X, Meta put on blast by government in wake of Sydney Bondi Junction stabbing attacks

Social media giants have been ordered to take down violent footage and threatened with multi-million-dollar fines as leaders grapple with a surge in misinformation and harmful content online.

Leaders have issued stern warnings to social media platforms who they said have aided in the rapid circulation of false information and violent footage spread in the aftermath of two major stabbing attacks in NSW.

Six people were killed when Queensland man Joel Cauchi carried out a knife attack in Westfield Bondi Junction on Saturday, and a Sydney church leader is recovering in hospital after he was stabbed mid-service on Monday night, with the attack captured on livestream.

Hours after each incident, both graphic footage of the events and conspiracy theories as to who was responsible began to circulate widely on social media.

Communications Minister Michelle Rowland said both Meta-owned Facebook and X have been directed to remove violent footage of Saturday’s massacre and the western Sydney church stabbing off of their platforms

She reprised her vow to grant the media watchdog new powers to fine companies millions of dollars if they fail to remove disinformation and harmful content off their platforms, which are expected to be introduced in new safety laws later this year.

“Social media has revolutionised the way people connect but it has also become a vector for serious harms, including to spread dangerous misinformation spread at scale and speed that threatens safety, undermines democracy and sows division within the community,” Ms Rowland said.

“This is a problem with real world consequences. When false, misleading or deceptive information spreads like wildfire on social media, the outcomes can be disastrous, particularly when these same platforms undermine journalistic content.”

The Australian Communications and Media Authority (ACMA) said 17 complaints about radio and television coverage have been made since the massacre in Bondi on Saturday.

At least 5 complaints were made in the 48 hours after the attack, which killed six and left multiple people critically injured, after a major news outlet wrongly named the perpetrator as a 20-year-old Sydney university student in its reporting of the incident.
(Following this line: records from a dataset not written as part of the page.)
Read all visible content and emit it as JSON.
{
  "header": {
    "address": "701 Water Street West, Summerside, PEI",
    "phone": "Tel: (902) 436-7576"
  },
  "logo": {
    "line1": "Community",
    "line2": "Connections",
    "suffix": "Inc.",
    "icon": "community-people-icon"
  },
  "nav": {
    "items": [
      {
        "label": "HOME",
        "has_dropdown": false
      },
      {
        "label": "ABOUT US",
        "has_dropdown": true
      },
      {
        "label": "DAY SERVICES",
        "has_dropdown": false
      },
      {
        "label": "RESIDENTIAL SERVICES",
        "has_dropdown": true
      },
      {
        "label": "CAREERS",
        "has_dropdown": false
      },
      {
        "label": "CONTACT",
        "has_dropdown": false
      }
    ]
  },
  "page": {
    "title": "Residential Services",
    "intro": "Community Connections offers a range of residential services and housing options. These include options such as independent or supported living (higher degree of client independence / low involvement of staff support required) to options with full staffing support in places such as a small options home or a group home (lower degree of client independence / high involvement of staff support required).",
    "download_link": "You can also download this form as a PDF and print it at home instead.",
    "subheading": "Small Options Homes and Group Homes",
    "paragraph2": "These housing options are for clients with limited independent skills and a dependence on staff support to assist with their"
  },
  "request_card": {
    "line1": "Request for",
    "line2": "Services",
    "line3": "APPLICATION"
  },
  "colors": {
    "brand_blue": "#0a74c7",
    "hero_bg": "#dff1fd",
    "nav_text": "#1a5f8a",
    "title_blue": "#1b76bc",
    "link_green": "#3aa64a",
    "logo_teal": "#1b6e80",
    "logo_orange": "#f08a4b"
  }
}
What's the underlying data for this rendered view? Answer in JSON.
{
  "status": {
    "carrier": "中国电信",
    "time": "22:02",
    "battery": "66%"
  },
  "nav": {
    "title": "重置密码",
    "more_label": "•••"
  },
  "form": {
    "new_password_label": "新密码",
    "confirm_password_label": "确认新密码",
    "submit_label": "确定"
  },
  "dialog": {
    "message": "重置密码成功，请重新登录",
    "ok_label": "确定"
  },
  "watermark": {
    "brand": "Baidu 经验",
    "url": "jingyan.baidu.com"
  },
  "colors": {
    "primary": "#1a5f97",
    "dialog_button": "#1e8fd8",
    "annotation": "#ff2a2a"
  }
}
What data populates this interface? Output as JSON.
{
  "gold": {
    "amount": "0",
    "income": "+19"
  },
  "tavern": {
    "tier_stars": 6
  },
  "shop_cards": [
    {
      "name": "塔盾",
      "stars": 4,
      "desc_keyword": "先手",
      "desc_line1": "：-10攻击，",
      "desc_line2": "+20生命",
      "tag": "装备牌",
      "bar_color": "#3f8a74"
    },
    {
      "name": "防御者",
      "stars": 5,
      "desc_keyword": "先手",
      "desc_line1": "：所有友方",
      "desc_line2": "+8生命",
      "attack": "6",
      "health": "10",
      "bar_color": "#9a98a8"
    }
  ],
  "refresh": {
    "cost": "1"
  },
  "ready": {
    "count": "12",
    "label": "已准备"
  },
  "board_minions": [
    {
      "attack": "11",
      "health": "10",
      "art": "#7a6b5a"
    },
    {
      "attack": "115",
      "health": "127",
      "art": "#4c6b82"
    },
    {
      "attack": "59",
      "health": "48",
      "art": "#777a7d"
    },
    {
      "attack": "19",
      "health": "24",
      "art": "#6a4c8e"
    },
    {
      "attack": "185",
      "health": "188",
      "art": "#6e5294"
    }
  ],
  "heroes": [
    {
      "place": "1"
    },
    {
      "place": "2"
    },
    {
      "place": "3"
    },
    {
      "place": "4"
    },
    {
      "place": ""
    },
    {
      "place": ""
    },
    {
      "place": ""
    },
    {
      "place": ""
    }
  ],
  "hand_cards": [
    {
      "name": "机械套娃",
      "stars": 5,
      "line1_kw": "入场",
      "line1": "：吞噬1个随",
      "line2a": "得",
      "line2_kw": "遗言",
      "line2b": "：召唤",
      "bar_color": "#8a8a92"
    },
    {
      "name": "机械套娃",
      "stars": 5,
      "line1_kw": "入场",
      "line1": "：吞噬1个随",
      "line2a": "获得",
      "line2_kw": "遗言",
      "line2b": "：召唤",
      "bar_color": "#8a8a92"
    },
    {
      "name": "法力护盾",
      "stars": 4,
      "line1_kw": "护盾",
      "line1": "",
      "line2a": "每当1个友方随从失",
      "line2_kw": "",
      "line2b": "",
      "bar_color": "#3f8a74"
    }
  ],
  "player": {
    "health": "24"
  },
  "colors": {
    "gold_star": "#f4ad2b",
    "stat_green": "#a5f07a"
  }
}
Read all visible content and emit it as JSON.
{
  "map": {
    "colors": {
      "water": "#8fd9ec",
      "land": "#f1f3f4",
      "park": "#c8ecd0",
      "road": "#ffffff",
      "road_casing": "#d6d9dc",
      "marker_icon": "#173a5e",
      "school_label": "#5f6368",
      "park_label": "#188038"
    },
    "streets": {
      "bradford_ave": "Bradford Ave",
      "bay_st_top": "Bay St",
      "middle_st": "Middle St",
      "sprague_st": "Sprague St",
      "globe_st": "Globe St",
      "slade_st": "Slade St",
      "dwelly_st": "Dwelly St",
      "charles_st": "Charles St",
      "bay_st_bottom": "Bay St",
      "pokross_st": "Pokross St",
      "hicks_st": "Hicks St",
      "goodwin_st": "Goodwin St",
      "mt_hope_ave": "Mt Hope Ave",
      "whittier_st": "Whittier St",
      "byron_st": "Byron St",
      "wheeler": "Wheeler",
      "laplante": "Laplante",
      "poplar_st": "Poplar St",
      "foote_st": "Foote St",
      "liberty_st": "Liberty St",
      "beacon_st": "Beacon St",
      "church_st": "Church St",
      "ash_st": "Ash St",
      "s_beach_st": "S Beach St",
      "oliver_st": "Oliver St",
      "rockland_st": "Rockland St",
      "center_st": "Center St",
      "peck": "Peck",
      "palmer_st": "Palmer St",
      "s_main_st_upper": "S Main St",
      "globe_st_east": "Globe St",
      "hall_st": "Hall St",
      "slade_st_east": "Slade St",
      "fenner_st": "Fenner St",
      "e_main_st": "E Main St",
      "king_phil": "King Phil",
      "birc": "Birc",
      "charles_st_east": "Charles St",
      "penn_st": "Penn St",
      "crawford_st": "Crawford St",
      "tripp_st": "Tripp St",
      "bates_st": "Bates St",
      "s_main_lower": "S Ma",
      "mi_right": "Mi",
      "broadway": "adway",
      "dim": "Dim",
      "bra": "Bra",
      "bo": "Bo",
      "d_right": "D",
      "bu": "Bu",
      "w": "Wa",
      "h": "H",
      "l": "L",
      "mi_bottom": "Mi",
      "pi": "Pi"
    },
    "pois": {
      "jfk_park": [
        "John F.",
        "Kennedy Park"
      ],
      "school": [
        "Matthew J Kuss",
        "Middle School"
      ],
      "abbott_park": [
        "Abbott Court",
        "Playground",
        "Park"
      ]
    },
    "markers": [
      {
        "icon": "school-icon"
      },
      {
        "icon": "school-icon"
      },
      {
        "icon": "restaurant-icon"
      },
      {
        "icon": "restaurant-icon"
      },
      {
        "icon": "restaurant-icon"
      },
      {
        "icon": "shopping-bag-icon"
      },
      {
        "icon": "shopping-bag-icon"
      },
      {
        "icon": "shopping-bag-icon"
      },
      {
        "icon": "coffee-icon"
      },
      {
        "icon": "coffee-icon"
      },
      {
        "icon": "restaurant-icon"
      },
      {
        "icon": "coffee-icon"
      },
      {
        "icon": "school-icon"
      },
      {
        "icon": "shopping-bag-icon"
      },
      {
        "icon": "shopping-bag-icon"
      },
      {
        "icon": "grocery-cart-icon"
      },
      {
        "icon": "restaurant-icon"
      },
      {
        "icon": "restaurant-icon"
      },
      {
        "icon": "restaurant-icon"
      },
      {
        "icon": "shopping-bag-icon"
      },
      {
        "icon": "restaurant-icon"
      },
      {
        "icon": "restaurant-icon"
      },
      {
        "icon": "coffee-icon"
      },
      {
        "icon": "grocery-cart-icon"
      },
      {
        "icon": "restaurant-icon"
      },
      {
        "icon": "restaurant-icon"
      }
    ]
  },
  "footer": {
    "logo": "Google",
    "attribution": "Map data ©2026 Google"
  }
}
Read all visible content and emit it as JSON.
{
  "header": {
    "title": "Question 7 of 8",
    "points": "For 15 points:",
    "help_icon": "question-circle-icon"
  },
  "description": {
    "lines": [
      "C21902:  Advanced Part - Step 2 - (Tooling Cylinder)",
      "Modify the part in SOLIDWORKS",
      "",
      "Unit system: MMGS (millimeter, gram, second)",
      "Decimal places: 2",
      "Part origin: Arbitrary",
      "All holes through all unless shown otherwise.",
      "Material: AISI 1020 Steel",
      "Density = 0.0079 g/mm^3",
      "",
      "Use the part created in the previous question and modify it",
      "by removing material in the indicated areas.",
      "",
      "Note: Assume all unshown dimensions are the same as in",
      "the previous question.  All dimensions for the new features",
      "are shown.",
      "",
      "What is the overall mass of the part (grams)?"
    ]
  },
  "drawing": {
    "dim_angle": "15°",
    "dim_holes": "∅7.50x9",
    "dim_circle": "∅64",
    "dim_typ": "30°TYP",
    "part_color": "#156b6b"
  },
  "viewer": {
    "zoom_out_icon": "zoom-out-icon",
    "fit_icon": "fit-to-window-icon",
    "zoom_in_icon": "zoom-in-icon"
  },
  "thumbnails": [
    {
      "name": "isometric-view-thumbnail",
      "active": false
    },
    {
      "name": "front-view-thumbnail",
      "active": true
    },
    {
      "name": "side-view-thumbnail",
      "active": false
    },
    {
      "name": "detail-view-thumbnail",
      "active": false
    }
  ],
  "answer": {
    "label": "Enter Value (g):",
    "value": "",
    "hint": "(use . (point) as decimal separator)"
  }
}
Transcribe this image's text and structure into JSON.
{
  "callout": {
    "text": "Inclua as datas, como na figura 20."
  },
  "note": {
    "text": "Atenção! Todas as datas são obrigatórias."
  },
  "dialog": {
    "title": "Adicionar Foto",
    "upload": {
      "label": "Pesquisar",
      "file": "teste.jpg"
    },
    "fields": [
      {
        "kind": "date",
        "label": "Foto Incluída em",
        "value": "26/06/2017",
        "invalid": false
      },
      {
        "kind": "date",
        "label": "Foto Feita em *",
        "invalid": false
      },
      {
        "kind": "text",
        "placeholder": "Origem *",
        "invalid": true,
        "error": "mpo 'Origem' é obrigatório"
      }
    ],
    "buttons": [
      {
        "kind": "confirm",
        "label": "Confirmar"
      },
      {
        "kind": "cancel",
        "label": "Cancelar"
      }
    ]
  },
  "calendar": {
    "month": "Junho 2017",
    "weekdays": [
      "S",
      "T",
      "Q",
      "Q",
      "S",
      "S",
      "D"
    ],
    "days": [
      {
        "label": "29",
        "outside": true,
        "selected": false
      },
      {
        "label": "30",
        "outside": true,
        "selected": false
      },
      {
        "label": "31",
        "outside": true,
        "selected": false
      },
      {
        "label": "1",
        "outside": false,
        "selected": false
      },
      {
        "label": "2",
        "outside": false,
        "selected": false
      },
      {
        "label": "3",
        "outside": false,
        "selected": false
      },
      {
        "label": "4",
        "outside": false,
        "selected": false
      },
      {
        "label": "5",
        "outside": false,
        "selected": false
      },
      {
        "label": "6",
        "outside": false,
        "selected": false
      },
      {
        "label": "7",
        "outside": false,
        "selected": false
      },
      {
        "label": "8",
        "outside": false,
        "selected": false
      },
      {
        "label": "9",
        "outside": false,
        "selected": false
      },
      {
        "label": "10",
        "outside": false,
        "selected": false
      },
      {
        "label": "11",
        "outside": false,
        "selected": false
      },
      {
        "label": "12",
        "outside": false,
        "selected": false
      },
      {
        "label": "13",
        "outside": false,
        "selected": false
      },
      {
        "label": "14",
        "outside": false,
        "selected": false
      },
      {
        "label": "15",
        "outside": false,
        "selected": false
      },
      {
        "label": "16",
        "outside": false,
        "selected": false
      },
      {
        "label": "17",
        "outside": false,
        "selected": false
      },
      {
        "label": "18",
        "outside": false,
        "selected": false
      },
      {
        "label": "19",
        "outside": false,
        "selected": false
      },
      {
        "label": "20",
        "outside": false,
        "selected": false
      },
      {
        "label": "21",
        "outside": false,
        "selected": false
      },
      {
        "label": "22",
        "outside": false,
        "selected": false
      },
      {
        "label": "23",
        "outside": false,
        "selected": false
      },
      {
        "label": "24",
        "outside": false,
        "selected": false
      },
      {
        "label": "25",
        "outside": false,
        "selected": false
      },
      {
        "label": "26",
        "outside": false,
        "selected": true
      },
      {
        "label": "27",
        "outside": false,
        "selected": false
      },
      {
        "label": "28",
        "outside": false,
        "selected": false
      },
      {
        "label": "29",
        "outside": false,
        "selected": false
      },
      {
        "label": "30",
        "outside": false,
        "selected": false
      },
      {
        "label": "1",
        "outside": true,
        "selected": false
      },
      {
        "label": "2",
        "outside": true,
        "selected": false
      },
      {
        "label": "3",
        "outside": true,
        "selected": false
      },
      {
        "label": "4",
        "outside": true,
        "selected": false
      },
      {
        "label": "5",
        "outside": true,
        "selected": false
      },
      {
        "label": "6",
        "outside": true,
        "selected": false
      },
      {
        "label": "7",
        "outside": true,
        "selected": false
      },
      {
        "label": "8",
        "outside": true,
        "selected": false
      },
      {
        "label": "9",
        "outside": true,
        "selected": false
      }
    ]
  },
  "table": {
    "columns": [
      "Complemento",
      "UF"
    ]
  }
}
The incorrect name had been circulating widely on social media before it was reported on Seven, and before police confirmed it was a completely different person responsible for the attack.

Opposition communications spokesman David Coleman said companies such as X and Meta should face the “full force of the law” if they refuse to take down distressing or misleading posts on their platforms.

“I’m especially worried about the impact on our kids with this graphic material being spread online,” Mr Coleman said.

Mr Coleman added the Coalition would be “constructive” if the government proposed additional powers for the eSafety Commissioner under the Online Safety Act in its online safety overhaul.

Speaking to reporters on Friday, Prime Minister Anthony Albanese said his government was prepared to take “whatever action is necessary” to haul social media companies into line.

“Media companies, including social media companies, have a responsibility to act,” Mr Albanese said.

“It shouldn’t need the e-safety commissioner to intervene to take down violent videos that show people who have lost their lives.”